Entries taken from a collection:
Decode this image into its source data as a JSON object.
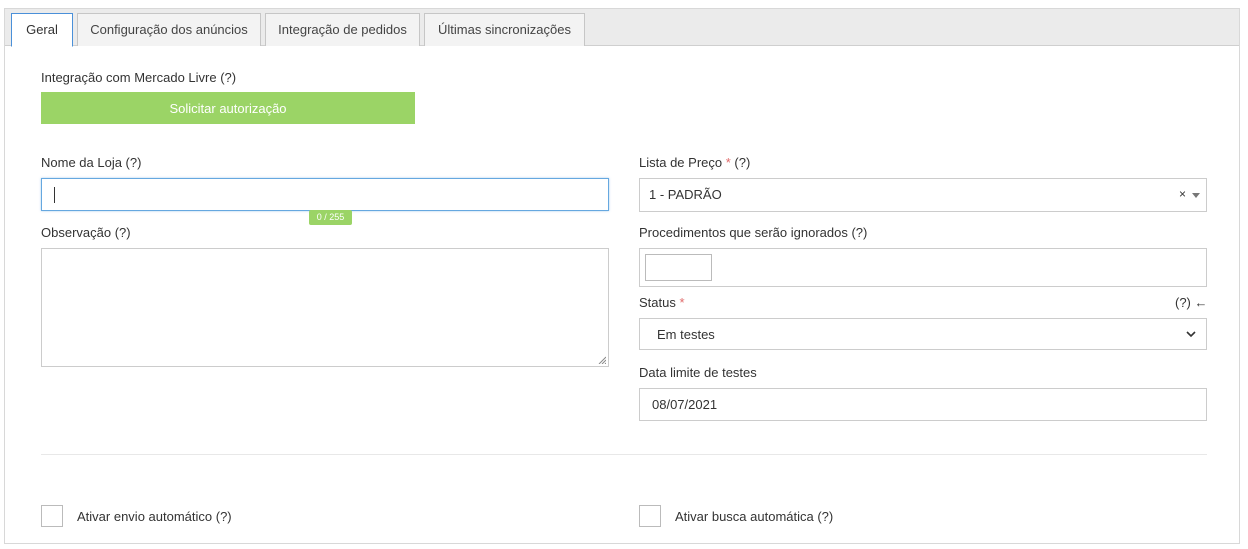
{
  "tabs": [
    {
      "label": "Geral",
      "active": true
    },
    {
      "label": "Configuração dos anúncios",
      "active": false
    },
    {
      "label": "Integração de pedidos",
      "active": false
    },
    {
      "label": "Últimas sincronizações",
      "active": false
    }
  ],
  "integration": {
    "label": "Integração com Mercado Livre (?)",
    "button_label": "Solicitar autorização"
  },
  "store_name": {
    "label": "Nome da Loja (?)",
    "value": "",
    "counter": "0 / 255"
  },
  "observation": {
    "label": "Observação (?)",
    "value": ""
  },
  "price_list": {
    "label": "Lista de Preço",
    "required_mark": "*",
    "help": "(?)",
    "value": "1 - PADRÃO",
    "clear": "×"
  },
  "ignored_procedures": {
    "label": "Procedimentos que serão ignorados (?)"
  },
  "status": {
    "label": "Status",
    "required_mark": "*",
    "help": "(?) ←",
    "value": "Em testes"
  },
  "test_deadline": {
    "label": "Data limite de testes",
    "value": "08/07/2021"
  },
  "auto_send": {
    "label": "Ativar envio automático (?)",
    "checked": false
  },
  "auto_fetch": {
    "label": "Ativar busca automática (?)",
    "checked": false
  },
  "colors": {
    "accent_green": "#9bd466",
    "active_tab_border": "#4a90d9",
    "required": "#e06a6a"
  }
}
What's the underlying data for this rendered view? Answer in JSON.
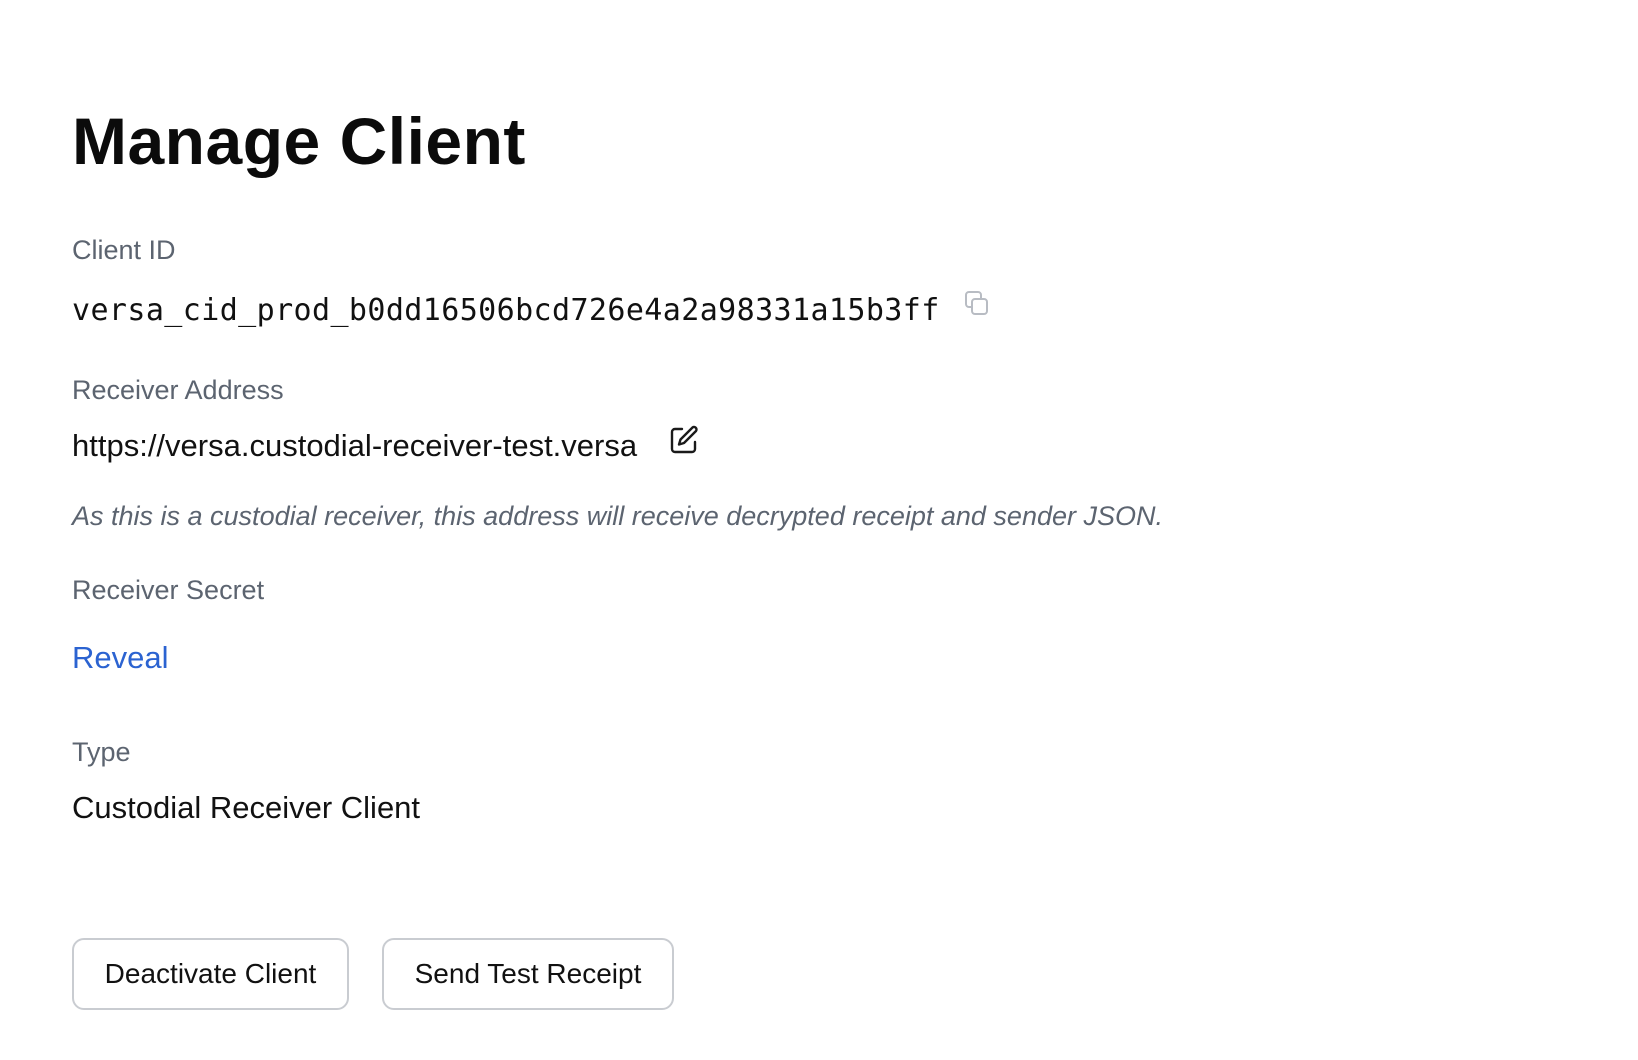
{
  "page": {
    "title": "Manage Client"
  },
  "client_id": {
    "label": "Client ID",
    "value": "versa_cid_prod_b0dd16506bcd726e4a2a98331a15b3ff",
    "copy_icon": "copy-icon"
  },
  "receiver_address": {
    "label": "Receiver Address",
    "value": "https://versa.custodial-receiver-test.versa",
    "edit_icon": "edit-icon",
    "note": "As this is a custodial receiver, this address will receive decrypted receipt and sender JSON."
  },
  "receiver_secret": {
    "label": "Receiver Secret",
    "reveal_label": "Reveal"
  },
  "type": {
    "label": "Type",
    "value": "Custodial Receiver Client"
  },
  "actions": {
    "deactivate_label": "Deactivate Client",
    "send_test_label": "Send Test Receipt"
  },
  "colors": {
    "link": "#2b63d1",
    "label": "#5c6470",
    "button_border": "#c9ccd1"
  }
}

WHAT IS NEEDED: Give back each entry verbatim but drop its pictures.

EXPECTED ANSWER:
Decode this image into its source data as a JSON object.
{
  "tabs": [
    {
      "label": "Geral",
      "active": true
    },
    {
      "label": "Configuração dos anúncios",
      "active": false
    },
    {
      "label": "Integração de pedidos",
      "active": false
    },
    {
      "label": "Últimas sincronizações",
      "active": false
    }
  ],
  "integration": {
    "label": "Integração com Mercado Livre (?)",
    "button_label": "Solicitar autorização"
  },
  "store_name": {
    "label": "Nome da Loja (?)",
    "value": "",
    "counter": "0 / 255"
  },
  "observation": {
    "label": "Observação (?)",
    "value": ""
  },
  "price_list": {
    "label": "Lista de Preço",
    "required_mark": "*",
    "help": "(?)",
    "value": "1 - PADRÃO",
    "clear": "×"
  },
  "ignored_procedures": {
    "label": "Procedimentos que serão ignorados (?)"
  },
  "status": {
    "label": "Status",
    "required_mark": "*",
    "help": "(?) ←",
    "value": "Em testes"
  },
  "test_deadline": {
    "label": "Data limite de testes",
    "value": "08/07/2021"
  },
  "auto_send": {
    "label": "Ativar envio automático (?)",
    "checked": false
  },
  "auto_fetch": {
    "label": "Ativar busca automática (?)",
    "checked": false
  },
  "colors": {
    "accent_green": "#9bd466",
    "active_tab_border": "#4a90d9",
    "required": "#e06a6a"
  }
}
What's the underlying data for this rendered view? Answer in JSON.
{
  "page": {
    "title": "Manage Client"
  },
  "client_id": {
    "label": "Client ID",
    "value": "versa_cid_prod_b0dd16506bcd726e4a2a98331a15b3ff",
    "copy_icon": "copy-icon"
  },
  "receiver_address": {
    "label": "Receiver Address",
    "value": "https://versa.custodial-receiver-test.versa",
    "edit_icon": "edit-icon",
    "note": "As this is a custodial receiver, this address will receive decrypted receipt and sender JSON."
  },
  "receiver_secret": {
    "label": "Receiver Secret",
    "reveal_label": "Reveal"
  },
  "type": {
    "label": "Type",
    "value": "Custodial Receiver Client"
  },
  "actions": {
    "deactivate_label": "Deactivate Client",
    "send_test_label": "Send Test Receipt"
  },
  "colors": {
    "link": "#2b63d1",
    "label": "#5c6470",
    "button_border": "#c9ccd1"
  }
}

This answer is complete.